INFORMATION ->
Segment Open

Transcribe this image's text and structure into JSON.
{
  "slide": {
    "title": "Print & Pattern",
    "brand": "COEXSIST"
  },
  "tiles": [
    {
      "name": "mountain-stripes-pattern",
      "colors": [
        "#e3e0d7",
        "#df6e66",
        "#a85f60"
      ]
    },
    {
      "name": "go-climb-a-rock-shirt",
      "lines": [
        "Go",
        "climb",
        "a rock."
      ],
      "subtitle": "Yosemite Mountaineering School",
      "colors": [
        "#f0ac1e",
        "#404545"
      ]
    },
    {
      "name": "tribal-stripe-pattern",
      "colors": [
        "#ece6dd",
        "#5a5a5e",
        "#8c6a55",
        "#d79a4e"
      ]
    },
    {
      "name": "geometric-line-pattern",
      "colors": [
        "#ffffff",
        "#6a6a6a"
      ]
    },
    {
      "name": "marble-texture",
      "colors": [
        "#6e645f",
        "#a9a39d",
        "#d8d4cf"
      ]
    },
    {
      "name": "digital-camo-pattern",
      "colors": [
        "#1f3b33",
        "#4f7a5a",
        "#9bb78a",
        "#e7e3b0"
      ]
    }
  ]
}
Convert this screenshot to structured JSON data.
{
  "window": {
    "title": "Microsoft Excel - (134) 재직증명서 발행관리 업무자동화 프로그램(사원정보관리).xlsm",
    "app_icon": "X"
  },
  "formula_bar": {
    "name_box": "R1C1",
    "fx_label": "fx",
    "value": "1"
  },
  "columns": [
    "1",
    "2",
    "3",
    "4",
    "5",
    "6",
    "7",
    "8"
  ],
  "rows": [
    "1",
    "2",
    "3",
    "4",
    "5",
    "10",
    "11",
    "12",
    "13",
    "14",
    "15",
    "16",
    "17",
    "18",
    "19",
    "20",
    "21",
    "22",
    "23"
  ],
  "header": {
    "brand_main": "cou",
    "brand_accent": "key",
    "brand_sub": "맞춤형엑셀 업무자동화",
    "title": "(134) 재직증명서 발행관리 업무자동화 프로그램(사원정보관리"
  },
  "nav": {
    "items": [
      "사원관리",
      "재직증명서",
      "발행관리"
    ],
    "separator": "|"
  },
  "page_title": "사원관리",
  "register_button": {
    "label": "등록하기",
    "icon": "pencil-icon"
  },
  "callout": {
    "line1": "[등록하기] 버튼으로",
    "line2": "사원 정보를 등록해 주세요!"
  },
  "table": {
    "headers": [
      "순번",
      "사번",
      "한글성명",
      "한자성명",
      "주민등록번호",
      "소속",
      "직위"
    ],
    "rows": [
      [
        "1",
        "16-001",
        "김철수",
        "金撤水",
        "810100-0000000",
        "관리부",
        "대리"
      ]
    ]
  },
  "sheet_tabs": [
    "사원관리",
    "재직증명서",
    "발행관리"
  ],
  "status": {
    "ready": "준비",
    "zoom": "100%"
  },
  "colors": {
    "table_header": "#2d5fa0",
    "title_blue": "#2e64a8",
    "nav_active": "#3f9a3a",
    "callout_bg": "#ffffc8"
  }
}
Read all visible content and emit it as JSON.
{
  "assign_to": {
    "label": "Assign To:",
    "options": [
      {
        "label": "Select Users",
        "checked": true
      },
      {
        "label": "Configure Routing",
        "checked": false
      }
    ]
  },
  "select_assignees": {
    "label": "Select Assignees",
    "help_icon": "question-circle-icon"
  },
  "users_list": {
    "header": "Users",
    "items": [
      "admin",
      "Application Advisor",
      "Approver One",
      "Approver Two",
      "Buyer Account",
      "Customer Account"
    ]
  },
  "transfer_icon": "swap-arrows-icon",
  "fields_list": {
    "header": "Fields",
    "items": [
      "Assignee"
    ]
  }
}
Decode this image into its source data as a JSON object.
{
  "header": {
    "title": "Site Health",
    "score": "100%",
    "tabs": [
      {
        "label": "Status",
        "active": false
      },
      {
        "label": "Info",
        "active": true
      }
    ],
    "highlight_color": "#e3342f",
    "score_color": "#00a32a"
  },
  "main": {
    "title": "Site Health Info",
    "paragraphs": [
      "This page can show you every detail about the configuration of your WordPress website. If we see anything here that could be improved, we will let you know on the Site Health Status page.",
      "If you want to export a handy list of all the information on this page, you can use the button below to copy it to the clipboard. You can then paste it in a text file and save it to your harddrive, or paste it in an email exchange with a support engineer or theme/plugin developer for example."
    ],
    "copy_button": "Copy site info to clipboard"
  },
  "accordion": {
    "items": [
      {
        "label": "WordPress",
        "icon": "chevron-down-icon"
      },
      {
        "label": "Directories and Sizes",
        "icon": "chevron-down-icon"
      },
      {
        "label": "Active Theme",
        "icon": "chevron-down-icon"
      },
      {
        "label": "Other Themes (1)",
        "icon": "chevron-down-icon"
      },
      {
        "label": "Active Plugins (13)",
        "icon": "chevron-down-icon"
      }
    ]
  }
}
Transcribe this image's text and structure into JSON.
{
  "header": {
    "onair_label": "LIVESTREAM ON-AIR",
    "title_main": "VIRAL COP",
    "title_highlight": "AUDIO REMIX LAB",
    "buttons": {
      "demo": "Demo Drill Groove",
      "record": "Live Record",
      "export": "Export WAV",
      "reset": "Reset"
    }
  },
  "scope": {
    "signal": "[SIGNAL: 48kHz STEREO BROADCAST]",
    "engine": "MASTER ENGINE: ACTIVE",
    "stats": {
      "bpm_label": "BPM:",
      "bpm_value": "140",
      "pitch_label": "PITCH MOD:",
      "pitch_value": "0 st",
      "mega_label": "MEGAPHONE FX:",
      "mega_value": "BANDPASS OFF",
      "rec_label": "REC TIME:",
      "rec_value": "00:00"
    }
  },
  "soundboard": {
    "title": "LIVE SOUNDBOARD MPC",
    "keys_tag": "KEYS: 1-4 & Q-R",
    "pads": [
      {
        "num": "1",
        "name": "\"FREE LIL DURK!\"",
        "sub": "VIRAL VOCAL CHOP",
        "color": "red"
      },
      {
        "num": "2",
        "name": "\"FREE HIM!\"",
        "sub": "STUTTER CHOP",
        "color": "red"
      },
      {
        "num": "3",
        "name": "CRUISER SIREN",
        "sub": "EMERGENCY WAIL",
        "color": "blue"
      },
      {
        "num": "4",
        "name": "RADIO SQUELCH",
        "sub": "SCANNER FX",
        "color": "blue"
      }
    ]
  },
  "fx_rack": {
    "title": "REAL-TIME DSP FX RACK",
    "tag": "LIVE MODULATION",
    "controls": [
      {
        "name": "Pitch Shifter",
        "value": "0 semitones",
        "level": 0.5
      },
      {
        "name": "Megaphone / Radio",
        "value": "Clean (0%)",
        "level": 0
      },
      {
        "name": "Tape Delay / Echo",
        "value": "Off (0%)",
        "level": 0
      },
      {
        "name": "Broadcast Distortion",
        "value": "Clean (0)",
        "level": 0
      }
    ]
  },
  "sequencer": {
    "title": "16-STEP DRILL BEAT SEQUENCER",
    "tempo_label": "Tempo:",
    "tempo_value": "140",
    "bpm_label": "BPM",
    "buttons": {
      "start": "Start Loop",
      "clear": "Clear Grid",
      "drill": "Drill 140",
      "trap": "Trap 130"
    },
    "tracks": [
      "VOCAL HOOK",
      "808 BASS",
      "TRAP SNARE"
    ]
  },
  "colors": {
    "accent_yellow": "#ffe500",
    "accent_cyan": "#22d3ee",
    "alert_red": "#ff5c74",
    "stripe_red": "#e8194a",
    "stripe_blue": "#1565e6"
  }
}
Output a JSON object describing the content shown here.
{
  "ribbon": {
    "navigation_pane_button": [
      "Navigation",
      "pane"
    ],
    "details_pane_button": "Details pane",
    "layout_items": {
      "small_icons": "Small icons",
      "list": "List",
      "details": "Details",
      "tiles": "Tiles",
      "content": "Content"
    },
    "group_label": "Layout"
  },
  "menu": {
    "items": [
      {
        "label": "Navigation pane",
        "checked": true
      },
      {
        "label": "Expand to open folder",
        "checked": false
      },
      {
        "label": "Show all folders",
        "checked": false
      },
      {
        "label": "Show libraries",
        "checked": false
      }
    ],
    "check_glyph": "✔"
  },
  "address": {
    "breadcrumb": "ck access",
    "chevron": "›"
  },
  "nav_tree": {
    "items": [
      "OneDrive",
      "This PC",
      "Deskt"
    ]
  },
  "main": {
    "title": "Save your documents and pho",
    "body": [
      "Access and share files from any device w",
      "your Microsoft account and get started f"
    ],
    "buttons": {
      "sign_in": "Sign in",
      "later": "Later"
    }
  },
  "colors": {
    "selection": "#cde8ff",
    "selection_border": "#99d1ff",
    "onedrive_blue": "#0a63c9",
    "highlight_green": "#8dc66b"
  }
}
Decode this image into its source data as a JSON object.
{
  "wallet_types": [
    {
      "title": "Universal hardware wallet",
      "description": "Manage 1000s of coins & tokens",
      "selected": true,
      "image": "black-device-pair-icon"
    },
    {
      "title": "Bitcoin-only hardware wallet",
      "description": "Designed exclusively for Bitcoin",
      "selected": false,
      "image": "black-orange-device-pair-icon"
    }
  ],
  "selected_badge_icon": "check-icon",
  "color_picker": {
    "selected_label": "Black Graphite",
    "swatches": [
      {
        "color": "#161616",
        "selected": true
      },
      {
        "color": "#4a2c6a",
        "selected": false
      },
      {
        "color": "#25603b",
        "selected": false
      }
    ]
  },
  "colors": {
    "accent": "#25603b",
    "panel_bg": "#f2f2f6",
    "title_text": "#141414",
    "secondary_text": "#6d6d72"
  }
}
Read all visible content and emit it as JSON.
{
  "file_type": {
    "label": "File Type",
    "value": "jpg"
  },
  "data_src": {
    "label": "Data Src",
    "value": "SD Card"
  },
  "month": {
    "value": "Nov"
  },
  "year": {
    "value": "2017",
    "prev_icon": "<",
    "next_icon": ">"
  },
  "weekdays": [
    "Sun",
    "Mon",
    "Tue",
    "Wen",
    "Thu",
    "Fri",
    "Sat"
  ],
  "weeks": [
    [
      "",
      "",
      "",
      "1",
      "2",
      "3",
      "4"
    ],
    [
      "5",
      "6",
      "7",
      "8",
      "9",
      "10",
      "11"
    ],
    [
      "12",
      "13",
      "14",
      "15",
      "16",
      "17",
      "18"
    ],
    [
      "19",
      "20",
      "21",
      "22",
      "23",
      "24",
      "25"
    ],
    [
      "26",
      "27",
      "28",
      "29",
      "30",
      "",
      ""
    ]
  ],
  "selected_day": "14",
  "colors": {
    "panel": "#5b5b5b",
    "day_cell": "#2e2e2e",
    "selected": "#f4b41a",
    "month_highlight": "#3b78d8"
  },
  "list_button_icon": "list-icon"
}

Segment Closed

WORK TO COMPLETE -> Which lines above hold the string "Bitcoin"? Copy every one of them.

YOUR RESPONSE ->
      "title": "Bitcoin-only hardware wallet",
      "description": "Designed exclusively for Bitcoin",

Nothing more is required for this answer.